“It was very much like the world of a hospital, where you’re on your feet the whole time, you have to make the right decisions very quickly, and you have to be highly self-motivated while also working as part of a team,” Mr. Maring said. Nor was Mr. Keller’s keen appraisal of the neophyte’s technique unlike the scrutiny he now endures on hospital rotations. “I remember being at the pass” — the area closest to the dining room — “about to sauce a plate, and Keller came and stood right next to me,” Mr. Maring said. “I was so nervous. I was trying to artfully drizzle a broken foie gras vinaigrette, and my hand was just shaking. He jokingly asked if I had had too much caffeine.”
Mr. Maring is encouraged that CHEF’s feedback surveys show students are developing confidence in their cooking skills, making better food choices and feeling more comfortable talking to patients about the links between diet and health. He is developing recipes geared to the seasonal offerings at a new farmers’ market at Bellevue Hospital Center, adjacent to the N.Y.U. medical campus, which was begun in July by Aviva Regev, 24, a third-year student and CHEF participant.

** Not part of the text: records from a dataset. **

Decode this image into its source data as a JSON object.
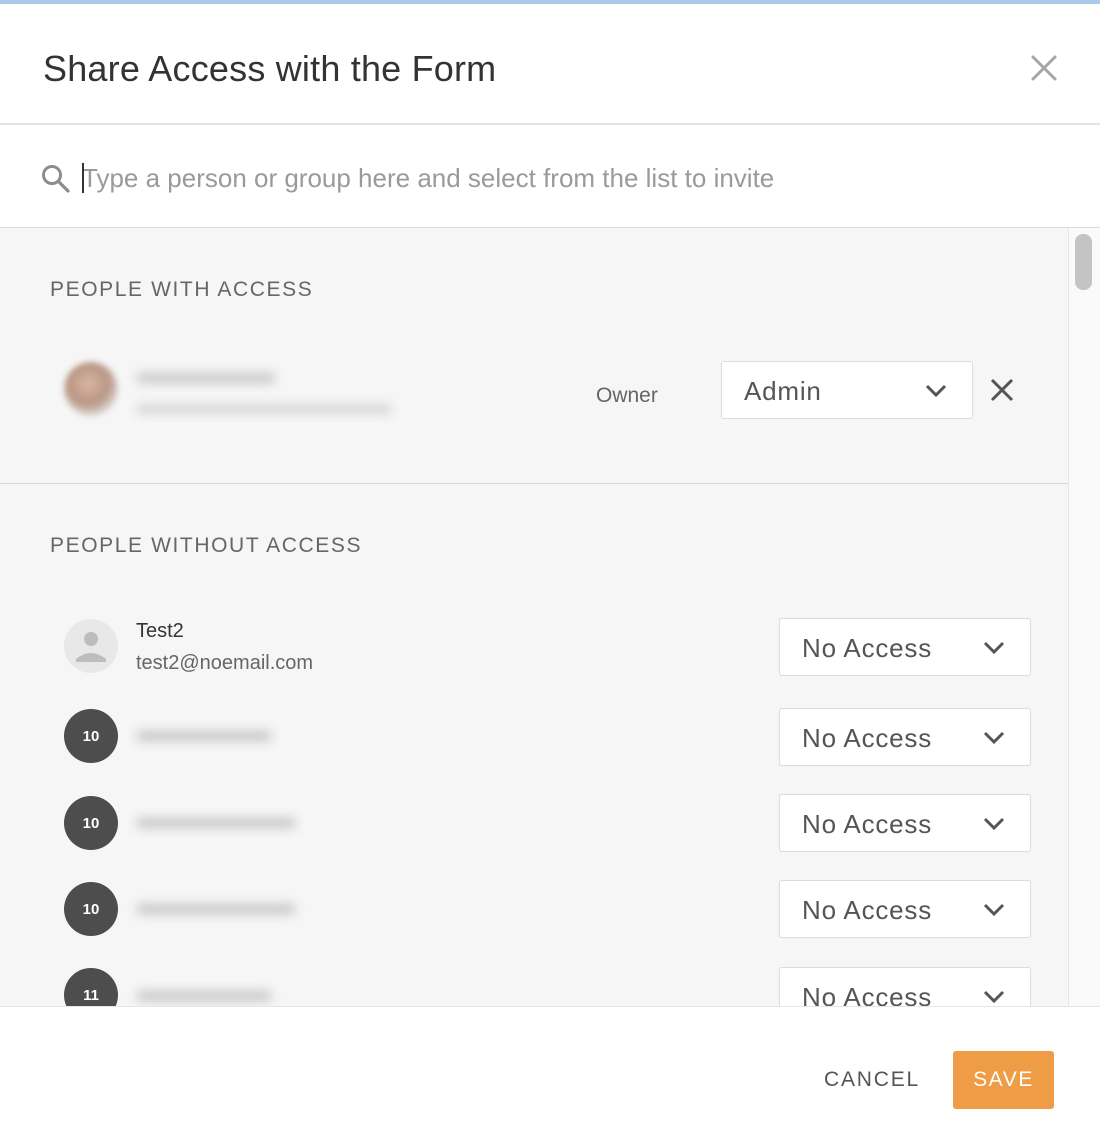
{
  "dialog": {
    "title": "Share Access with the Form"
  },
  "search": {
    "placeholder": "Type a person or group here and select from the list to invite"
  },
  "sections": {
    "with_access_title": "PEOPLE WITH ACCESS",
    "without_access_title": "PEOPLE WITHOUT ACCESS"
  },
  "owner": {
    "role_label": "Owner",
    "permission": "Admin"
  },
  "people_without_access": [
    {
      "name": "Test2",
      "email": "test2@noemail.com",
      "permission": "No Access"
    },
    {
      "avatar_count": "10",
      "permission": "No Access"
    },
    {
      "avatar_count": "10",
      "permission": "No Access"
    },
    {
      "avatar_count": "10",
      "permission": "No Access"
    },
    {
      "avatar_count": "11",
      "permission": "No Access"
    }
  ],
  "footer": {
    "cancel_label": "CANCEL",
    "save_label": "SAVE"
  },
  "colors": {
    "save_button": "#ee9d46",
    "top_strip": "#a9cbe9",
    "content_background": "#f6f6f6",
    "count_avatar": "#4d4d4d"
  },
  "icons": [
    "close-icon",
    "search-icon",
    "chevron-down-icon",
    "remove-icon",
    "person-icon"
  ]
}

Mr. Maring has another ally in Benjamin Navot, 25, a third-year student who entered medical school directly after graduating from the French Culinary Institute in Manhattan and has taught some CHEF classes. Mr. Navot acknowledged that, like Mr. Maring, his perspective on food is greatly influenced by his previous experience. But he, too, senses a widespread interest in food and healthy eating among his peers.
“This is a generation that cares a lot more and knows a lot more about the importance of diet,” he said. “We need a system that educates physicians about nutrition, and we’re the ones who are going to have to fight for it.”
But the older generation can pick up a few new tricks, too. Preston Maring said that in some ways, his attempts to get more fresh local foods into hospitals have been reminiscent of his days as a young resident at Kaiser, particularly the need to climb a steep learning curve.
“I became the person who asks dumb questions constantly,” he said of the time he has spent over the last couple of years studying the technical aspects of food-distribution systems. “I just learned, for example, that cherry tomatoes with the stems still on are a no-go in an inpatient setting, and that at Kaiser there’s a specific size limit for an apple on a tray, because they’re stacked vertically for delivery.”
Kaiser Permanente, which is a provider and an insurer, is the largest nonprofit health care system in the country, with about 8 million members, 15,000 doctors and 170,000 employees, predominantly in western states. The sheer scale of Kaiser, which holds farmers’ markets at 30 sites, makes changing the way food is bought a challenge, but also an opportunity.
“We can leverage our size to create greater demand for healthy food,” Dr. Maring said. Kaiser Permanente Oakland, for example, serves 6,000 inpatient meals a day, 80 percent of which have no special restrictions.
“It’s difficult for farmers to crack the institutional supply chain,” he said. “We need a ‘universal adapter’ that can pair small producers with big customers.” Toward that end, he helped start a regional growers’ cooperative and joined the board of the nonprofit entity that administers it, the Community Alliance With Family Farmers.
Dr. Maring also envisions Kaiser’s role expanding into areas like environmental stewardship, and he has carved out a kind of subspecialty in institutional real estate, with the goal of eventually putting some of Kaiser’s undeveloped land into agriculture.
“As someone who relies on evidence-based medicine, it bothers me that we don’t have clear metrics to guide these food-related initiatives,” he said. “But for now, I remind myself of the enduring value of another care-giving principle: common sense.”